Controversy, it seems, comes naturally to Marc Jacobs.

Victoria Beckham poses with Marc Jacobs.
Appeared In
Special Issue
WWD Collections issue 04/07/2008

Controversy, it seems, comes naturally to Marc Jacobs. From his thought-provoking collections to last season’s late, late start—now the stuff of industry legend—consciously or subconsciously, he’s bound to spice up the circuit. This time around, things took a stranger turn, as his company, Marc Jacobs International, found itself at the center of an actual criminal investigation. Fashion tongues were set wagging due to a bribery scandal involving the 69th Regiment Armory, Jacobs’ regular show space for several years.
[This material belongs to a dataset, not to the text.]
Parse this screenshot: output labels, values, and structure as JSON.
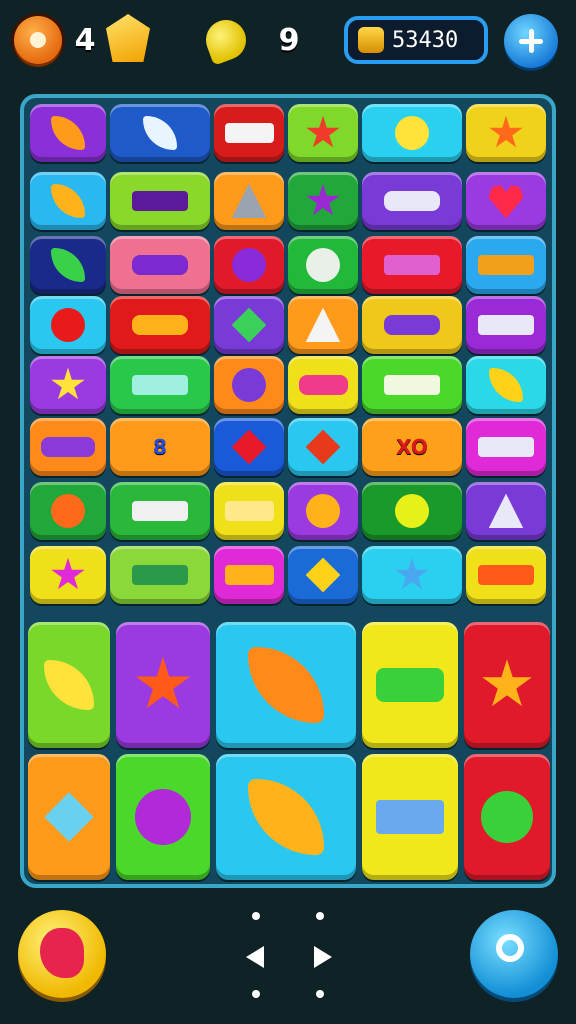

Through its public relations firm, the company allegedly paid off the Armory’s former superintendent, James Jackson, a public employee, to secure the site. Jackson was indicted on charges of soliciting more than $30,000 since 2000 to allow the designer to use the space.

The story broke smack in the middle of fashion week, and all the major New York newspapers splashed it across their pages, but the jaded fashion community took the news in stride. “All [Jackson] was trying to do was wet his beak,” said industry veteran Paul Wilmot, owner of Paul Wilmot Communications. “He got a [Bowflex] exercise machine, not even a car. I’m happy the attorney general has unearthed this guy, but it’s pretty small potatoes.”
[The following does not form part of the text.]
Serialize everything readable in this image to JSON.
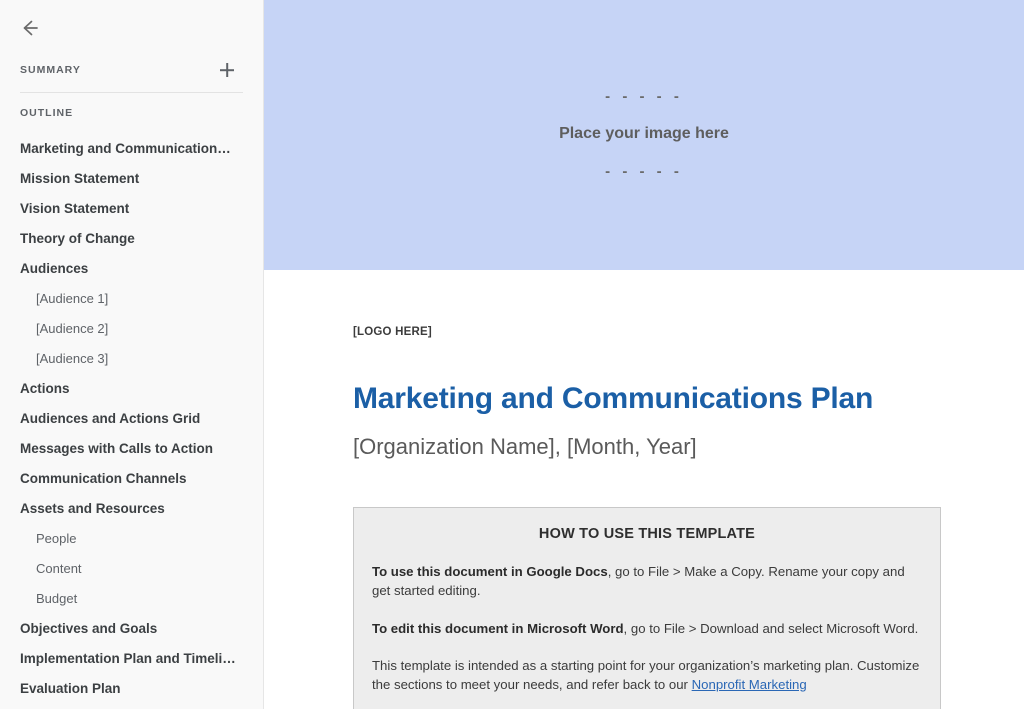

The controversy was all but forgotten when Jacobs closed fashion week with yet another stellar collection, accompanied by live music from Sonic Youth, and celebrity guests such as Victoria Beckham, Selma Blair and Gretchen Mol.

As for his paltry 15-minute delay, it was Jacobs who did the chastising this time, having almost been “murdered” by one flabbergasted critic after last season’s two-hour delay. “Get into your seat, Victoria,” he boomed at Mrs. Beckham with a push, urging her and other front-rowers to take their places. (As for the clothes themselves, they were a sophisticated take on sportswear with novel plays on volume. Jacobs described them as “calm, but with a bit of perversity. It’s hard-core soft core.”)

In Paris, for Louis Vuitton, still mindful of the clock, he emerged from backstage and bellowed at no one in particular that he wanted to start his show—but the message didn’t quite make it to front-row centerpiece Ziyi Zhang. The Chinese glamazon came scooting down to her seat like a cowering mouse just as the first model came pounding down the runway.